James Clesi was raised by a family who loved to cook “too much food” and share with others, so it’s unsurprising that he began his career in the culinary business at age 16, studied at Nicholls State and then worked for several years in disaster relief catering, a job that took him across the country to share traditional New Orleans food with people who often had never tried it before.
“Some of them had never heard of etouffee before, and once they tried it, they’d be coming back for second and third helpings,” he explains.
Last year he began to operate what he calls a “renegade guerilla” catering operation: He would drive over to busy bars and establishments that didn’t serve food, unload supplies from his SUV and set up a pop-up crawfish boil; finally, in January, he was able to rent a spot on Banks Street in New Orleans, which is now fully operating six days a week. He also goes on-site for catering gigs.
At the new spot, Clesi serves seafood dishes and other signature comfort food items that are products of both his own creativity and his family’s secret recipes – think jambalaya cheese fries, fried cheese ravioli, catfish and fries, fried boudin and shrimp and tasso pasta. The down-to-earth atmosphere matches Clesi’s warm, sociable personality, as the restaurant is attached to Banks Street Bar, which hosts live music nightly and has plentiful outdoor seating for a lively, hungry crowd.
4413 Banks St., New Orleans,
1 sack (35 pounds
5 pounds of seasoning,

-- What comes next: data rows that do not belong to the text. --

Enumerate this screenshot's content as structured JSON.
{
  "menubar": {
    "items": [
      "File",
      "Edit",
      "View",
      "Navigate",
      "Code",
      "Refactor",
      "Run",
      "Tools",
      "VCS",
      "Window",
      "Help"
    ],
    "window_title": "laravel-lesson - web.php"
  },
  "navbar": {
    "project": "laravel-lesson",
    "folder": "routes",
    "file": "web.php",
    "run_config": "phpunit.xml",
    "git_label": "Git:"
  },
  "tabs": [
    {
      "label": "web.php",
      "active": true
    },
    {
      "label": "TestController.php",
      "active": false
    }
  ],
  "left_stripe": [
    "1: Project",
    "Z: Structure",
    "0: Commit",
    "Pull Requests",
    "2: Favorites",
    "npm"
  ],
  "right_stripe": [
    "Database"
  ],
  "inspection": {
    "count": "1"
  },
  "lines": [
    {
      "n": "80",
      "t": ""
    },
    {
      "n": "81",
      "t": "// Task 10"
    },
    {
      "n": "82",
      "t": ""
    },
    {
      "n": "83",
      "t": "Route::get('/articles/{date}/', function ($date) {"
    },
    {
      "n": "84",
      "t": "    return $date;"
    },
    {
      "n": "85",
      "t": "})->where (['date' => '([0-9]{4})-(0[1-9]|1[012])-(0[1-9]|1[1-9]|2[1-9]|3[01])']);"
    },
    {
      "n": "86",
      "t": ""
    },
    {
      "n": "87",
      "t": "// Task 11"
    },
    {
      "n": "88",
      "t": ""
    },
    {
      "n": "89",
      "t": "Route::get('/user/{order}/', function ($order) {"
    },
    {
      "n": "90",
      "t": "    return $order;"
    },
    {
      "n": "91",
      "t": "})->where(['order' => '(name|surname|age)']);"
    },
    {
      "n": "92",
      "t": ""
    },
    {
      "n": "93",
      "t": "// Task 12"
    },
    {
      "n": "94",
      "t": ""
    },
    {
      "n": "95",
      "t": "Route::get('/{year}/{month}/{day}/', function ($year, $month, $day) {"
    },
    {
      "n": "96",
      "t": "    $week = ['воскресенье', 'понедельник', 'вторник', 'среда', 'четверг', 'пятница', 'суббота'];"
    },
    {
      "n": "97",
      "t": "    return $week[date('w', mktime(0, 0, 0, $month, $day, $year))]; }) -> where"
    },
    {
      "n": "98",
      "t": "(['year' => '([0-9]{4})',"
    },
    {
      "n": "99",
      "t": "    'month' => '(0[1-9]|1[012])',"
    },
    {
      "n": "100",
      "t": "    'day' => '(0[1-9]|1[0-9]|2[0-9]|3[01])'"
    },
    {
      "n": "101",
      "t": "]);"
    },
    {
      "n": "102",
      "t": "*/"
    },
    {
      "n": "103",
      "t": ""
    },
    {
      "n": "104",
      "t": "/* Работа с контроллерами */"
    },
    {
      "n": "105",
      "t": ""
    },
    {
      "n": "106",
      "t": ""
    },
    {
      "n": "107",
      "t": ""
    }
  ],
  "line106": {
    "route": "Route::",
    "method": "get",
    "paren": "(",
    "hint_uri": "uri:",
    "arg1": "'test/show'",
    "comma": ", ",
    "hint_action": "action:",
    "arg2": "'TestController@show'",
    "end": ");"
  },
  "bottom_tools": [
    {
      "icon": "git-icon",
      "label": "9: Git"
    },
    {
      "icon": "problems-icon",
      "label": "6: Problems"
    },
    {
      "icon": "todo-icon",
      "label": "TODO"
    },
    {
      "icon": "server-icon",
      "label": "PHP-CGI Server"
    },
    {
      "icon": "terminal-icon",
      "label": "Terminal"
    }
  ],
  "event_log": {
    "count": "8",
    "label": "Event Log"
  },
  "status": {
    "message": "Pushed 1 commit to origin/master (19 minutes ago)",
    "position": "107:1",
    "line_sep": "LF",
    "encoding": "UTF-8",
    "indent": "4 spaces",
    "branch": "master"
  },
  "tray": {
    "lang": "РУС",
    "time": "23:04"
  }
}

8-10 lemons, sliced in half
Bring water to a boil; drop crawfish in. When water returns to a boil, turn heat off and cool down until crawfish sink below water line. Squeeze lemons In and let soak for about 15-20 minutes; remove from water and serve.
Serves about 7-10.
Note: Clesi prefers to cook vegetables that traditionally accompany a crawfish boil in a separate pot.